Fantasy literature has long been known for its iconic heroes and valiant champions, but it is the rise of the anti-hero that has reshaped the genre’s landscape.
Anti-heroes, flawed and morally ambiguous protagonists who defy conventional notions of heroism, have emerged as captivating figures who challenge traditional storytelling tropes.
Today, we’ll trace the evolution of anti-heroes in fantasy literature, from their humble beginnings to their modern iterations.
You’ll discover the reasons behind their appeal and the profound impact they’ve had on shaping the genre.
The Roots of the Anti-Hero
The origins of the anti-hero can be found in ancient mythologies and epic poems.
Characters like Achilles from Homer’s “The Iliad” and Beowulf in the eponymous Old English epic displayed traits that blurred the lines between heroism and selfish ambition.
These early examples laid the foundation for the anti-hero archetype, showcasing characters whose actions were driven by personal motivations rather than selfless heroism.
The Influence of Classic Literature
The 19th and early 20th centuries witnessed the emergence of anti-heroes in classic literature.
One notable example is Captain Ahab from Herman Melville’s “Moby-Dick.”
Ahab’s relentless pursuit of the great white whale highlighted his obsession and descent into madness, presenting readers with a complex and morally ambiguous character.
Another significant work that shaped the anti-hero archetype is Fyodor Dostoevsky’s “Crime and Punishment.”
The protagonist, Raskolnikov, commits a heinous crime and grapples with guilt and existential crises throughout the narrative.
Dostoevsky’s exploration of the human psyche and the consequences of immoral actions paved the way for more introspective and psychologically complex anti-heroes.
The Rise of the Modern Anti-Hero
The modern era saw the emergence of anti-heroes who challenged societal norms and traditional notions of heroism.
One groundbreaking work was Michael Moorcock’s “Elric of Melniboné” series, which began in the 1960s.
Elric, a frail and morally conflicted albino sorcerer-king, wielded a malevolent sword and battled against fate.
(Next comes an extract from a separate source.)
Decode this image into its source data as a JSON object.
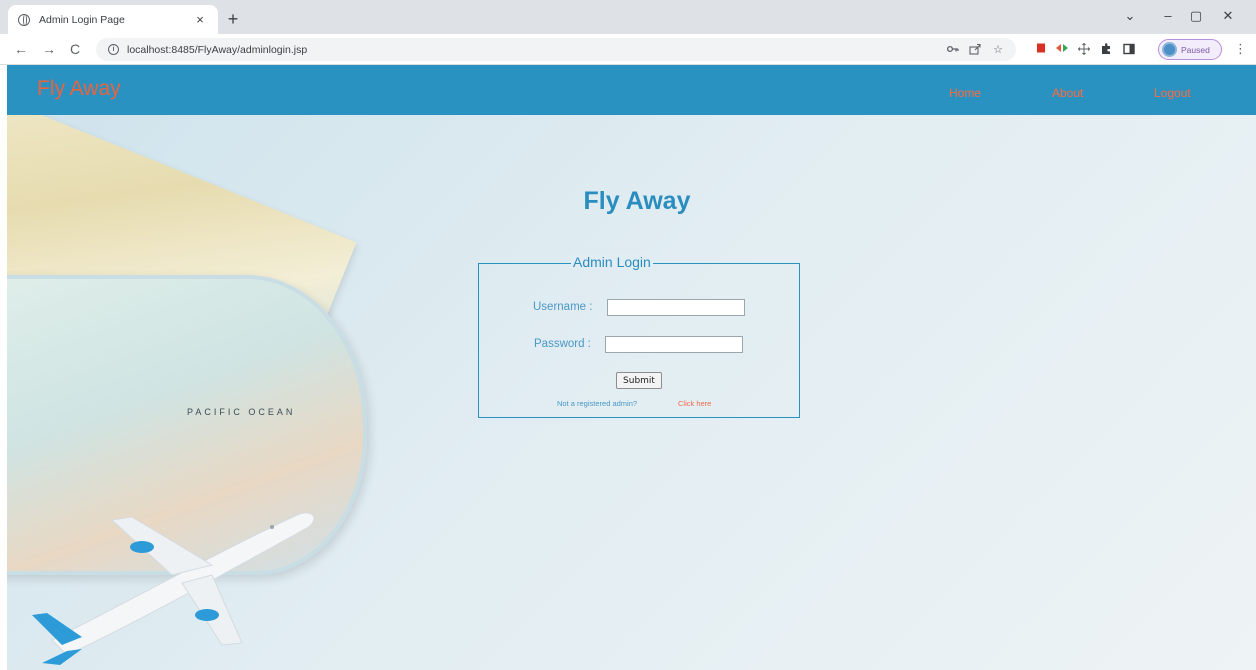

Moorcock’s creation showcased a tragic anti-hero who struggled with his own dark impulses, making him a deeply flawed and captivating protagonist.
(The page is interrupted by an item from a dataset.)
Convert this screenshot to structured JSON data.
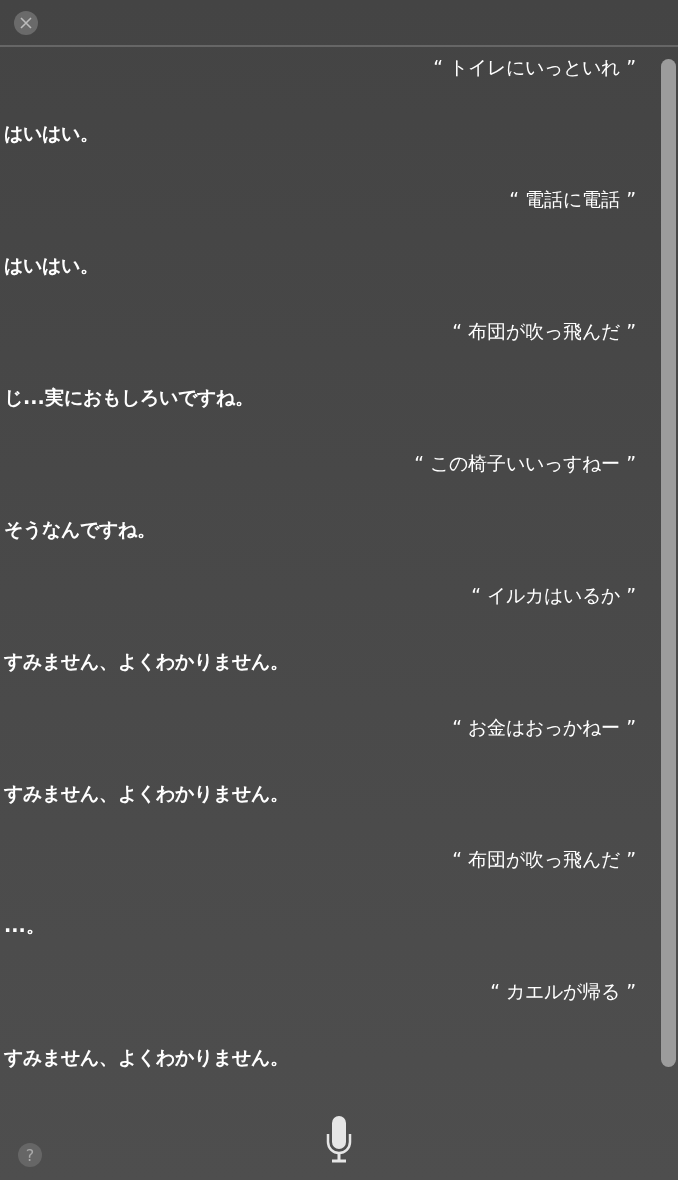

Frank Herbert’s “Dune” series, starting in the 1960s, introduced readers to Paul Atreides, a messianic figure whose actions were marked by ambiguity and the complex interplay of power, politics, and destiny.
Paul’s moral dilemmas and his journey from reluctant hero to potential tyrant exemplified the shifting dynamics of the anti-hero archetype.
The Anti-Hero in Contemporary Fantasy
Contemporary fantasy literature has seen a proliferation of anti-heroes who defy expectations and subvert traditional hero tropes.
Authors like George R.R. Martin, with his “A Song of Ice and Fire” series, and Joe Abercrombie, with his “First Law” trilogy, have made notable contributions to the evolution of anti-heroes.
Martin’s characters, such as Tyrion Lannister, Jaime Lannister, and Sandor Clegane, embody complex moralities, demonstrating that heroism and villainy can exist within the same individual.
Abercrombie’s protagonists, like Logen Ninefingers and Glokta, navigate treacherous worlds and struggle with their own demons, challenging readers’ perceptions of heroism and redemption.
The Appeal of the Anti-Hero
The enduring appeal of anti-heroes lies in their relatability and their exploration of moral grey areas.
Their flaws and struggles mirror our own, offering a more nuanced and realistic portrayal of human nature.
Anti-heroes captivate readers with their complexity, as they confront their own dark impulses, face internal conflicts, and grapple with the consequences of their actions.
Anti-heroes also provide a fresh perspective on traditional fantasy narratives.
By subverting established hero tropes, they inject unpredictability and a sense of realism into fantastical worlds, making the stories more engaging and thought-provoking.
The evolution of anti-heroes in fantasy literature has transformed the genre, challenging traditional notions of heroism and morality. From ancient epics to modern sagas, anti-heroes have emerged as captivating and complex figures who reflect the shades of grey in human nature.
By delving into their flaws, struggles, and personal journeys, these protagonists have reshaped the genre’s narrative landscape and deepened our understanding of what it means to be a hero.